Crown-Indigenous Relations Minister Marc Miller told national media Thursday he had conveyed the news to the Assembly of Manitoba Chiefs on Wednesday.
“It’s a site that is full of a number of complexities and we’re glad to deploy the resources of the federal government, including financial resources, to help with what will be a feasibility study,” he said.
Skibicki, 35, is charged with killing four women earlier this year: Morgan Harris, 39; Rebecca Contois, 24; Marcedes Myran, 26; and a fourth unidentified woman known as Buffalo Woman.
While Contois’s partial remains were found in the Brady Road dump in June, Winnipeg police have said they believe the remains of Harris and Myran are in a second dump, north of the city, that is privately owned. Operations at Prairie Green Landfill were paused last week to allow a First Nations-led committee to study whether a search would be feasible.
The committee includes an anthropologist and representatives from Winnipeg police, the Assembly of Manitoba Chiefs and Long Plain First Nation, which is where two victims, Harris and Myran, are from.
Winnipeg Mayor Scott Gillingham said he’s told members of the feasibility study committee he’s looking to have the city shut down partial areas of its landfills, including the Brady site, if they are to be searched.
“To collectively find a way to isolate the area in question, or areas in question, and find a way to continue operations, landfill operations, on perhaps another part of the site that would not in any way make problematic a search,” Gillingham told reporters.
“Those are discussions that are yet to be had in full with water and waste and with the community members as well.”
At Winnipeg city hall Thursday, protesters said they plan to repeatedly block access to the city-operated Brady landfill to back their demand that every square inch of it be searched for remains of missing and murdered Indigenous women and girls.
Three dozen people sang and drummed to demand city officials stop operations at the dump to allow for a search.
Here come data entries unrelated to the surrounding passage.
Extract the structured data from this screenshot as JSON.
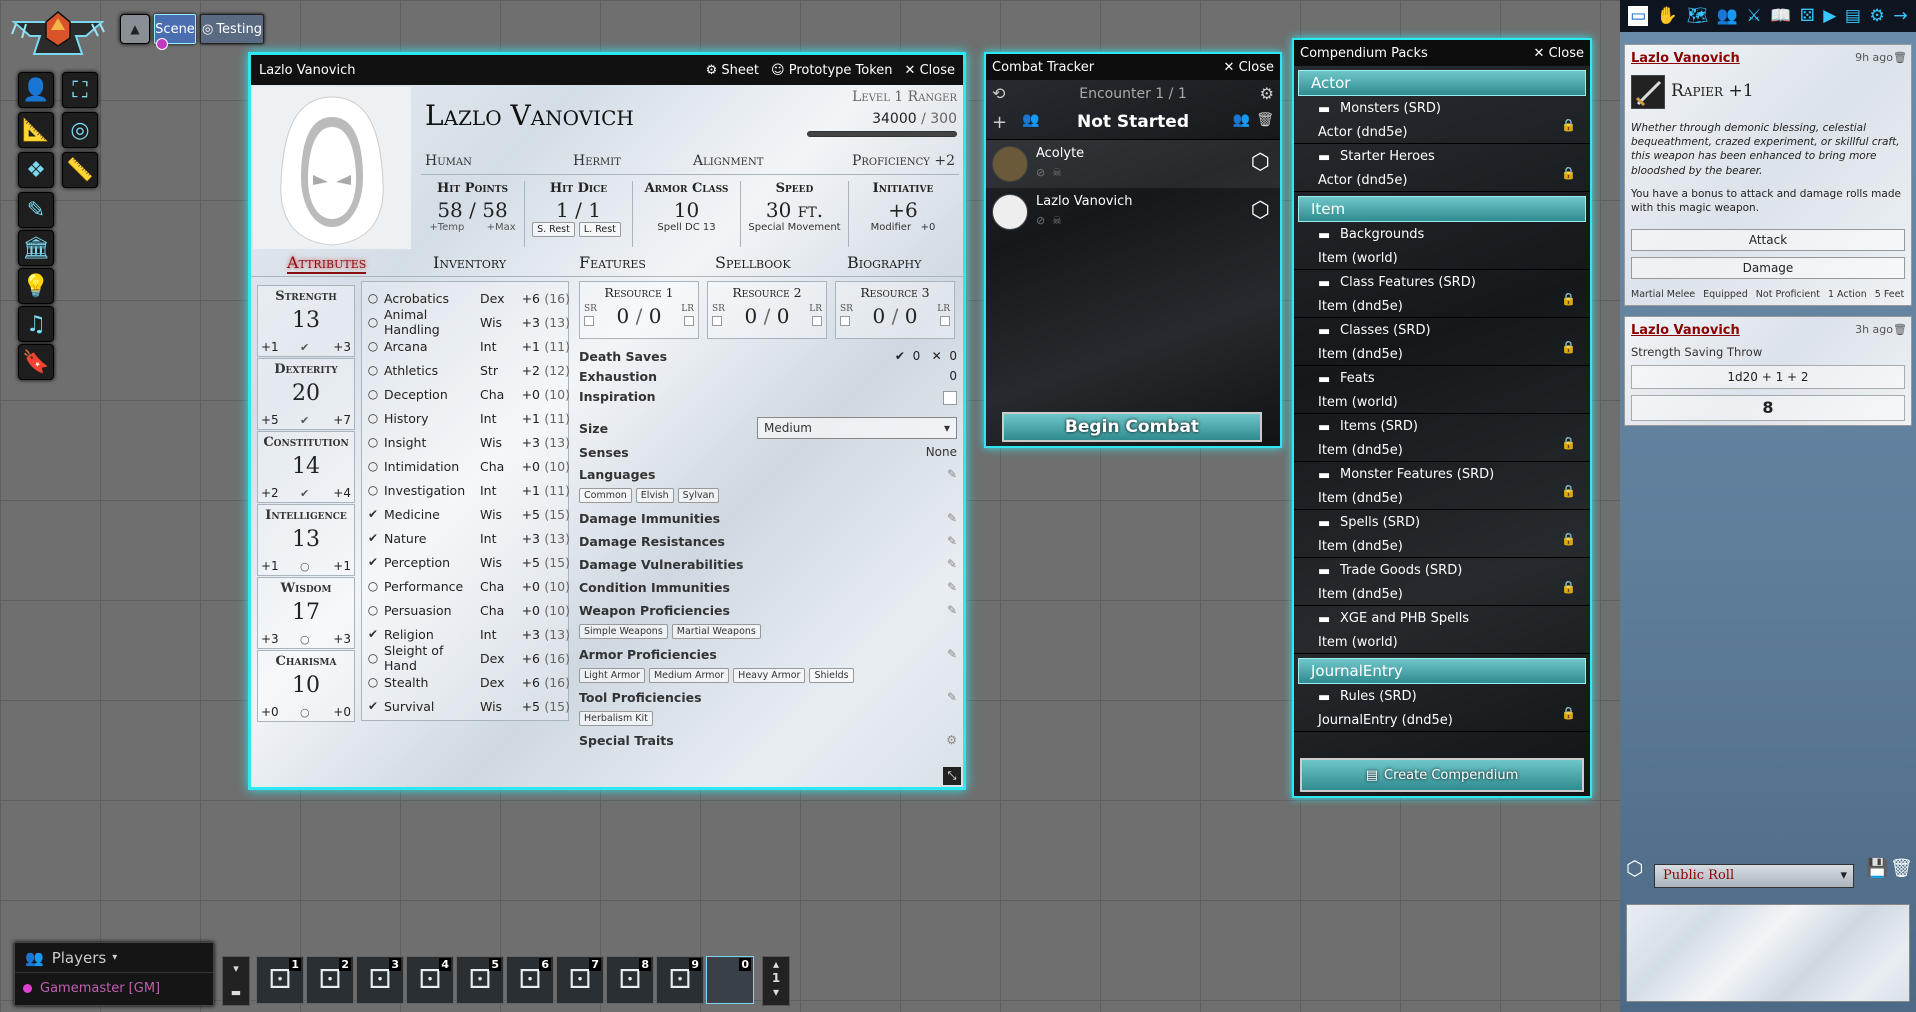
{
  "scene_controls": {
    "scene_label": "Scene",
    "testing_label": "Testing"
  },
  "sheet": {
    "window_title": "Lazlo Vanovich",
    "header_actions": {
      "sheet": "Sheet",
      "token": "Prototype Token",
      "close": "Close"
    },
    "name": "Lazlo Vanovich",
    "level": "Level 1 Ranger",
    "xp_current": "34000",
    "xp_max": "300",
    "race": "Human",
    "background": "Hermit",
    "alignment": "Alignment",
    "proficiency": "Proficiency +2",
    "hp": {
      "label": "Hit Points",
      "value": "58",
      "max": "58",
      "temp": "+Temp",
      "tmax": "+Max"
    },
    "hit_dice": {
      "label": "Hit Dice",
      "value": "1",
      "max": "1",
      "srest": "S. Rest",
      "lrest": "L. Rest"
    },
    "ac": {
      "label": "Armor Class",
      "value": "10",
      "sub": "Spell DC 13"
    },
    "speed": {
      "label": "Speed",
      "value": "30 ft.",
      "sub": "Special Movement"
    },
    "initiative": {
      "label": "Initiative",
      "value": "+6",
      "sub_label": "Modifier",
      "sub_val": "+0"
    },
    "tabs": [
      "Attributes",
      "Inventory",
      "Features",
      "Spellbook",
      "Biography"
    ],
    "abilities": [
      {
        "name": "Strength",
        "value": "13",
        "mod": "+1",
        "save": "+3",
        "prof": "✔"
      },
      {
        "name": "Dexterity",
        "value": "20",
        "mod": "+5",
        "save": "+7",
        "prof": "✔"
      },
      {
        "name": "Constitution",
        "value": "14",
        "mod": "+2",
        "save": "+4",
        "prof": "✔"
      },
      {
        "name": "Intelligence",
        "value": "13",
        "mod": "+1",
        "save": "+1",
        "prof": "○"
      },
      {
        "name": "Wisdom",
        "value": "17",
        "mod": "+3",
        "save": "+3",
        "prof": "○"
      },
      {
        "name": "Charisma",
        "value": "10",
        "mod": "+0",
        "save": "+0",
        "prof": "○"
      }
    ],
    "skills": [
      {
        "mark": "○",
        "name": "Acrobatics",
        "ability": "Dex",
        "mod": "+6",
        "passive": "(16)"
      },
      {
        "mark": "○",
        "name": "Animal Handling",
        "ability": "Wis",
        "mod": "+3",
        "passive": "(13)"
      },
      {
        "mark": "○",
        "name": "Arcana",
        "ability": "Int",
        "mod": "+1",
        "passive": "(11)"
      },
      {
        "mark": "○",
        "name": "Athletics",
        "ability": "Str",
        "mod": "+2",
        "passive": "(12)"
      },
      {
        "mark": "○",
        "name": "Deception",
        "ability": "Cha",
        "mod": "+0",
        "passive": "(10)"
      },
      {
        "mark": "○",
        "name": "History",
        "ability": "Int",
        "mod": "+1",
        "passive": "(11)"
      },
      {
        "mark": "○",
        "name": "Insight",
        "ability": "Wis",
        "mod": "+3",
        "passive": "(13)"
      },
      {
        "mark": "○",
        "name": "Intimidation",
        "ability": "Cha",
        "mod": "+0",
        "passive": "(10)"
      },
      {
        "mark": "○",
        "name": "Investigation",
        "ability": "Int",
        "mod": "+1",
        "passive": "(11)"
      },
      {
        "mark": "✔",
        "name": "Medicine",
        "ability": "Wis",
        "mod": "+5",
        "passive": "(15)"
      },
      {
        "mark": "✔",
        "name": "Nature",
        "ability": "Int",
        "mod": "+3",
        "passive": "(13)"
      },
      {
        "mark": "✔",
        "name": "Perception",
        "ability": "Wis",
        "mod": "+5",
        "passive": "(15)"
      },
      {
        "mark": "○",
        "name": "Performance",
        "ability": "Cha",
        "mod": "+0",
        "passive": "(10)"
      },
      {
        "mark": "○",
        "name": "Persuasion",
        "ability": "Cha",
        "mod": "+0",
        "passive": "(10)"
      },
      {
        "mark": "✔",
        "name": "Religion",
        "ability": "Int",
        "mod": "+3",
        "passive": "(13)"
      },
      {
        "mark": "○",
        "name": "Sleight of Hand",
        "ability": "Dex",
        "mod": "+6",
        "passive": "(16)"
      },
      {
        "mark": "○",
        "name": "Stealth",
        "ability": "Dex",
        "mod": "+6",
        "passive": "(16)"
      },
      {
        "mark": "✔",
        "name": "Survival",
        "ability": "Wis",
        "mod": "+5",
        "passive": "(15)"
      }
    ],
    "resources": [
      {
        "label": "Resource 1",
        "sr": "SR",
        "lr": "LR",
        "value": "0",
        "max": "0"
      },
      {
        "label": "Resource 2",
        "sr": "SR",
        "lr": "LR",
        "value": "0",
        "max": "0"
      },
      {
        "label": "Resource 3",
        "sr": "SR",
        "lr": "LR",
        "value": "0",
        "max": "0"
      }
    ],
    "death_saves": {
      "label": "Death Saves",
      "success": "0",
      "failure": "0"
    },
    "exhaustion": {
      "label": "Exhaustion",
      "value": "0"
    },
    "inspiration": {
      "label": "Inspiration"
    },
    "size": {
      "label": "Size",
      "value": "Medium"
    },
    "senses": {
      "label": "Senses",
      "value": "None"
    },
    "languages": {
      "label": "Languages",
      "tags": [
        "Common",
        "Elvish",
        "Sylvan"
      ]
    },
    "damage_immunities": "Damage Immunities",
    "damage_resistances": "Damage Resistances",
    "damage_vulnerabilities": "Damage Vulnerabilities",
    "condition_immunities": "Condition Immunities",
    "weapon_prof": {
      "label": "Weapon Proficiencies",
      "tags": [
        "Simple Weapons",
        "Martial Weapons"
      ]
    },
    "armor_prof": {
      "label": "Armor Proficiencies",
      "tags": [
        "Light Armor",
        "Medium Armor",
        "Heavy Armor",
        "Shields"
      ]
    },
    "tool_prof": {
      "label": "Tool Proficiencies",
      "tags": [
        "Herbalism Kit"
      ]
    },
    "special_traits": "Special Traits"
  },
  "combat": {
    "title": "Combat Tracker",
    "close": "Close",
    "encounter": "Encounter 1 / 1",
    "status": "Not Started",
    "combatants": [
      {
        "name": "Acolyte"
      },
      {
        "name": "Lazlo Vanovich"
      }
    ],
    "begin": "Begin Combat"
  },
  "compendium": {
    "title": "Compendium Packs",
    "close": "Close",
    "groups": [
      {
        "name": "Actor",
        "packs": [
          {
            "name": "Monsters (SRD)",
            "sub": "Actor (dnd5e)",
            "locked": true
          },
          {
            "name": "Starter Heroes",
            "sub": "Actor (dnd5e)",
            "locked": true
          }
        ]
      },
      {
        "name": "Item",
        "packs": [
          {
            "name": "Backgrounds",
            "sub": "Item (world)",
            "locked": false
          },
          {
            "name": "Class Features (SRD)",
            "sub": "Item (dnd5e)",
            "locked": true
          },
          {
            "name": "Classes (SRD)",
            "sub": "Item (dnd5e)",
            "locked": true
          },
          {
            "name": "Feats",
            "sub": "Item (world)",
            "locked": false
          },
          {
            "name": "Items (SRD)",
            "sub": "Item (dnd5e)",
            "locked": true
          },
          {
            "name": "Monster Features (SRD)",
            "sub": "Item (dnd5e)",
            "locked": true
          },
          {
            "name": "Spells (SRD)",
            "sub": "Item (dnd5e)",
            "locked": true
          },
          {
            "name": "Trade Goods (SRD)",
            "sub": "Item (dnd5e)",
            "locked": true
          },
          {
            "name": "XGE and PHB Spells",
            "sub": "Item (world)",
            "locked": false
          }
        ]
      },
      {
        "name": "JournalEntry",
        "packs": [
          {
            "name": "Rules (SRD)",
            "sub": "JournalEntry (dnd5e)",
            "locked": true
          }
        ]
      }
    ],
    "create": "Create Compendium"
  },
  "chat": {
    "msg1": {
      "speaker": "Lazlo Vanovich",
      "time": "9h ago",
      "item": "Rapier +1",
      "desc": "Whether through demonic blessing, celestial bequeathment, crazed experiment, or skillful craft, this weapon has been enhanced to bring more bloodshed by the bearer.",
      "desc2": "You have a bonus to attack and damage rolls made with this magic weapon.",
      "attack": "Attack",
      "damage": "Damage",
      "tags": [
        "Martial Melee",
        "Equipped",
        "Not Proficient",
        "1 Action",
        "5 Feet"
      ]
    },
    "msg2": {
      "speaker": "Lazlo Vanovich",
      "time": "3h ago",
      "flavor": "Strength Saving Throw",
      "formula": "1d20 + 1 + 2",
      "total": "8"
    },
    "roll_mode": "Public Roll"
  },
  "players": {
    "title": "Players",
    "gm": "Gamemaster [GM]"
  },
  "hotbar": {
    "slots": [
      "1",
      "2",
      "3",
      "4",
      "5",
      "6",
      "7",
      "8",
      "9",
      "0"
    ],
    "page": "1"
  }
}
“We want it shut down, that’s why we’re here today.… We know that there’s other women at Brady, so why are we still allowing dumping to be going on over there? Why are we still allowing the city to throw garbage on our women?” said Melissa Normand, cousin of Morgan Harris.
“We’ll stay there every day until they close the gates… that’s what we want to see, permanently, until all of their remains are found.”
At the Brady dump, red dresses, which are a symbol of missing and murdered Indigenous women, were tied to the fence.
Protests at the south Winnipeg site prompted the city to close the dump on both Tuesday and Wednesday afternoon. City spokesman Kalen Qually said the demonstrations have not affected garbage pickups this week.
At the city hall protest, one of Harris’s daughters, Elle Harris, said she and the protesters are hurt.
“These people were our loved ones, our family, and nobody’s helping us. They’re just pushing us to the side,” the 18-year-old said.
“I bet you if she wasn’t native and she was white, they’d be looking for her right away.”
After the gathering, Normand said they were on their way to block the Brady Road site again.
— with files from Joyanne Pursaga
Erik Pindera reports for the city desk, with a particular focus on crime and justice.